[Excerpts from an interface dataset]
>>

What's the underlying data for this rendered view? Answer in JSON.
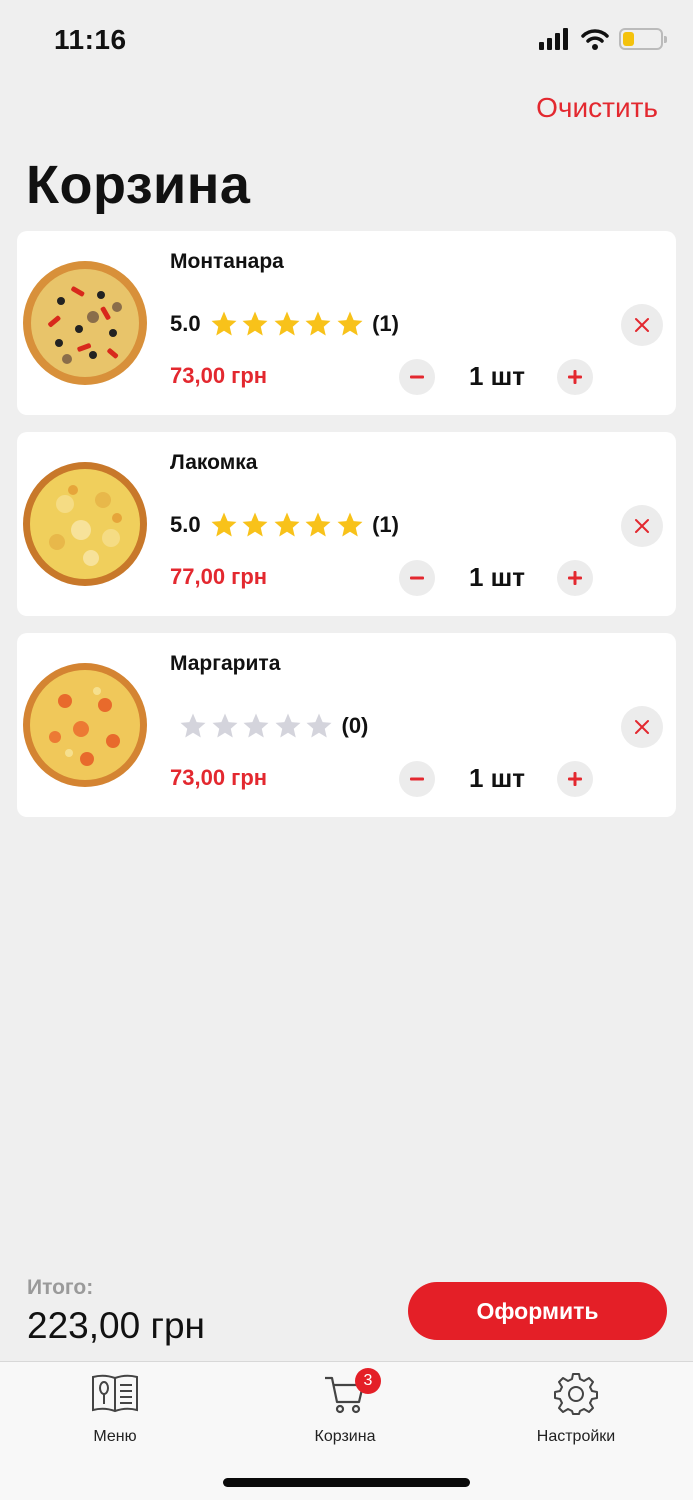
{
  "status_bar": {
    "time": "11:16"
  },
  "header": {
    "clear_label": "Очистить",
    "title": "Корзина"
  },
  "cart_items": [
    {
      "name": "Монтанара",
      "rating": "5.0",
      "stars_filled": 5,
      "rating_count": "(1)",
      "price": "73,00 грн",
      "quantity": "1 шт"
    },
    {
      "name": "Лакомка",
      "rating": "5.0",
      "stars_filled": 5,
      "rating_count": "(1)",
      "price": "77,00 грн",
      "quantity": "1 шт"
    },
    {
      "name": "Маргарита",
      "rating": "",
      "stars_filled": 0,
      "rating_count": "(0)",
      "price": "73,00 грн",
      "quantity": "1 шт"
    }
  ],
  "summary": {
    "total_label": "Итого:",
    "total_value": "223,00 грн",
    "checkout_label": "Оформить"
  },
  "tab_bar": {
    "menu_label": "Меню",
    "cart_label": "Корзина",
    "cart_badge": "3",
    "settings_label": "Настройки"
  },
  "colors": {
    "accent": "#e3282f",
    "star_filled": "#f8c21a",
    "star_empty": "#d4d4dc",
    "background": "#efefef"
  }
}
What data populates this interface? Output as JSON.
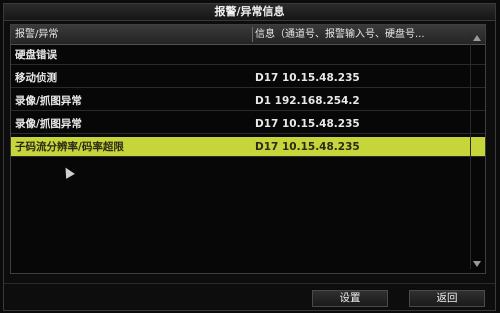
{
  "window": {
    "title": "报警/异常信息"
  },
  "table": {
    "columns": {
      "type": "报警/异常",
      "info": "信息（通道号、报警输入号、硬盘号..."
    },
    "rows": [
      {
        "type": "硬盘错误",
        "info": ""
      },
      {
        "type": "移动侦测",
        "info": "D17  10.15.48.235"
      },
      {
        "type": "录像/抓图异常",
        "info": "D1  192.168.254.2"
      },
      {
        "type": "录像/抓图异常",
        "info": "D17  10.15.48.235"
      },
      {
        "type": "子码流分辨率/码率超限",
        "info": "D17  10.15.48.235",
        "selected": true
      }
    ]
  },
  "footer": {
    "settings_label": "设置",
    "back_label": "返回"
  },
  "colors": {
    "selected_row": "#c6d63a",
    "background": "#0b0b0b"
  }
}
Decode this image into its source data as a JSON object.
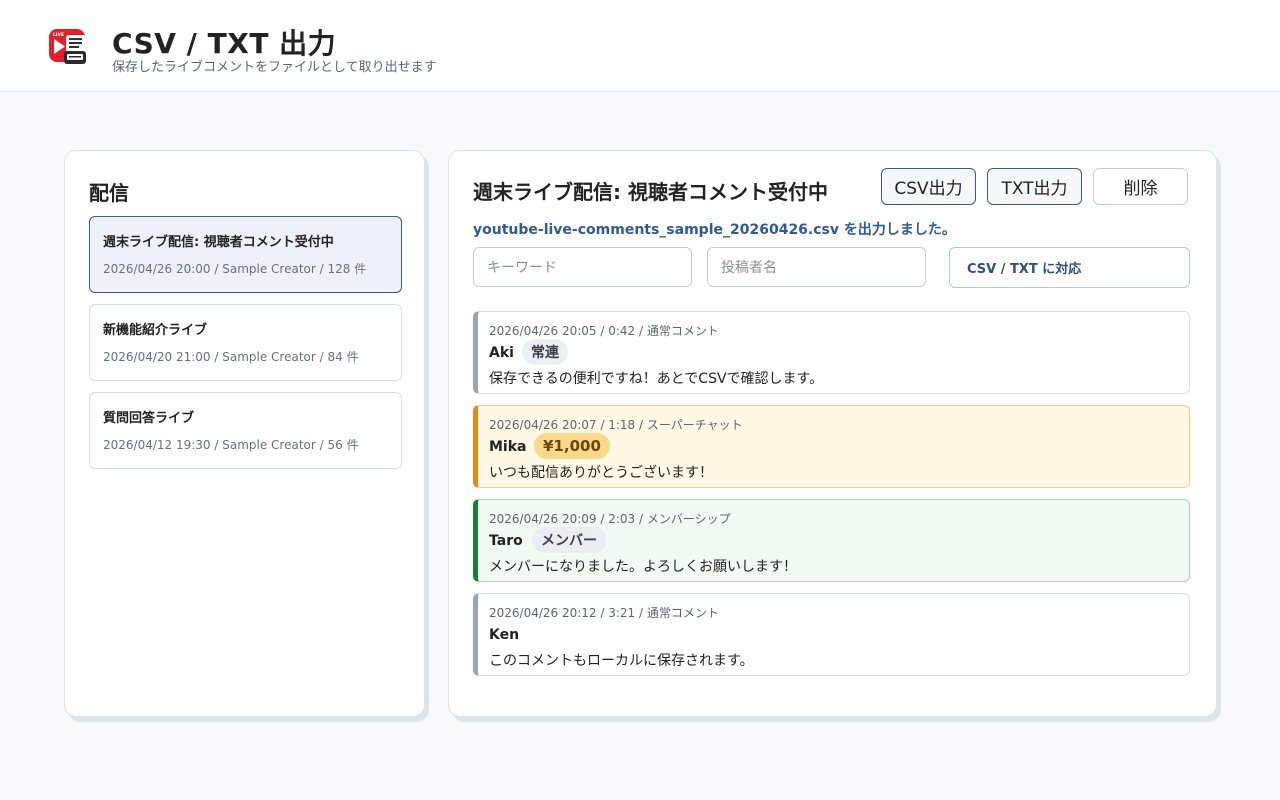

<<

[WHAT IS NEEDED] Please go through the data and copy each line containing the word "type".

[RESULT FOR THIS TASK]
      "type": "报警/异常",
        "type": "硬盘错误",
        "type": "移动侦测",
        "type": "录像/抓图异常",
        "type": "录像/抓图异常",
        "type": "子码流分辨率/码率超限",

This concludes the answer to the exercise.